Although many people are aware that real property held for business or investment may be exchanged for other, “like-kind” real property (and certain personal property) while deferring recognition of gain or loss for income tax purposes through a Section 1031 exchange, it is less known that there is another Internal Revenue Code provision that applies to involuntary conversions of real property, such as in a condemnation or after loss of property due to casualty. This is known as the “1033 Exchange,” named for Section 1033 of the Internal Revenue Code.
A taxpayer whose real property has been taken in a condemnation proceeding, or faces a credible or imminent threat of same by a condemning authority, may defer the income tax consequences of the loss of the property by the purchase of a replacement property, or in some cases even by improving other real property that the taxpayer already owns. And unlike a Section 1031 exchange, (i) no third party (qualified intermediary or QI) is necessary to hold the award of the condemnation until the replacement property is purchased and the taxpayer may receive the proceeds and hold them directly until it purchases the replacement property; (ii) the taxpayer does not have to “identify” the replacement property within 45 days of losing the condemned property (relinquished property); and (iii) the time periods to purchase the replacement property are not limited to 180 days from the date of condemnation.
For any condemnation or threat thereof, the taxpayer should secure a letter from the condemning authority stating that it will condemn the property if the taxpayer does not voluntarily sell it, and that the signatory is authorized on behalf of the condemning authority. In Florida, the condemning authority must give written notice to the taxpayer by certified mail of this intention.
The type of replacement property in a Section 1033 exchange depends upon the nature of the condemned property. Generally, the replacement property must be similar in service or use to the condemned property under I.R.C. §1033(a) (similar-use requirement). This is more restrictive than Section 1031's “like-kind” requirement, where all real property is like-kind to all real property. Tax court opinions have consistently explained that the reinvestment must be a reasonably similar continuation of the taxpayer's prior commitment of capital. “While it is not necessary to acquire property which duplicates exactly that which was converted, the fortuitous circumstance of involuntary conversion does not permit a taxpayer to change the character of his investment without tax consequences.” Maloof v. Commissioner, 65 T.C. 263 (1975) (citations omitted). The use may be evaluated using the codes found in the North American Industry Classification System (NAICS), which was created as a collaborative effort by the United States Office of Management and Budget (OMB) and agencies of Canada and Mexico.

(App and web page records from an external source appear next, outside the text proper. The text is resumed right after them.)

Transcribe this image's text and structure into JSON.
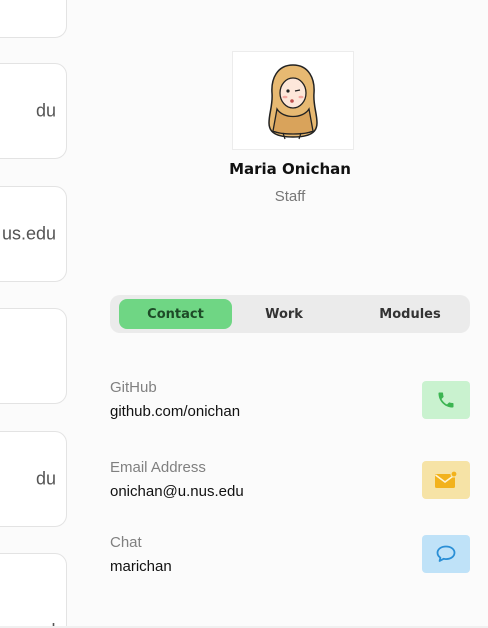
{
  "left_cards": [
    {
      "text": ""
    },
    {
      "text": "du"
    },
    {
      "text": "us.edu"
    },
    {
      "text": ""
    },
    {
      "text": "du"
    },
    {
      "text": "ı"
    }
  ],
  "profile": {
    "name": "Maria Onichan",
    "role": "Staff"
  },
  "tabs": [
    {
      "label": "Contact",
      "active": true
    },
    {
      "label": "Work",
      "active": false
    },
    {
      "label": "Modules",
      "active": false
    }
  ],
  "contacts": [
    {
      "label": "GitHub",
      "value": "github.com/onichan",
      "icon": "phone-icon",
      "color": "#c9f2cf"
    },
    {
      "label": "Email Address",
      "value": "onichan@u.nus.edu",
      "icon": "mail-icon",
      "color": "#f6e3a6"
    },
    {
      "label": "Chat",
      "value": "marichan",
      "icon": "chat-icon",
      "color": "#bfe2f8"
    }
  ],
  "colors": {
    "accent_green": "#6fd684",
    "phone_icon": "#3cb552",
    "mail_icon": "#f2b21c",
    "chat_icon": "#2a8fd6"
  }
}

Some examples of replacement properties that can be used in Section 1033 exchanges that would not be permitted in Section 1031 exchanges are:
- Building a factory on leased land where the factory replaces one used for the same purposes as the factory on the condemned property.
- Acquiring a factory to replace one that was used by the taxpayer under a long-term lease.
- Using the condemnation award to demolish a building on land already owned by the taxpayer to replace a parking lot that was condemned.
- Using the condemnation award to improve and reconfigure an existing factory to restore it to its previous productivity to replace a condemned factory.
The time period allowed for the taxpayer to acquire the replacement property is much more liberal than in Section 1031 exchanges. The period begins at the earlier of when the taxpayer first discovers the threat or imminence of condemnation proceedings or when the condemnation or other involuntary conversion occurs; that is, when the taxpayer loses title. The period ends either two or three years after the end of the tax year in which the conversion occurs. The time period is three years for real property held for business or investment and two years for all other property. The time period may be extended by filing with the IRS an application for an extension that provides a reasonable basis for the extension. Furthermore, if the taxpayer has lost property in a presidentially declared disaster, Section 1033 gives the taxpayer a two year extension on the replacement period, so the taxpayer has a total of four years in which to replace the lost property.
There are broad restrictions on purchasing replacement property from related parties, and the rules provide details as to which persons would be deemed “related” for this purpose. However, the restriction against purchasing replacement property from a related party would not apply if the related party acquired the replacement property from an unrelated party during the replacement period.
This has been an overview of tax-deferred exchanges under Section 1033 of the Internal Revenue Code. There are subtleties that may need to be analyzed for any specific situation, but taxpayers facing condemnation or having lost property due to casualties should consult with qualified tax advisors to take advantage of the tax deferment if they wish to replace their lost property, in addition to consulting with eminent domain counsel to represent them before the condemning authority. The taxpayers will also need to consult with their tax advisors as to the effect of their intention to use Section 1033 to defer their gain, or to not do elect the deferment, upon their tax returns.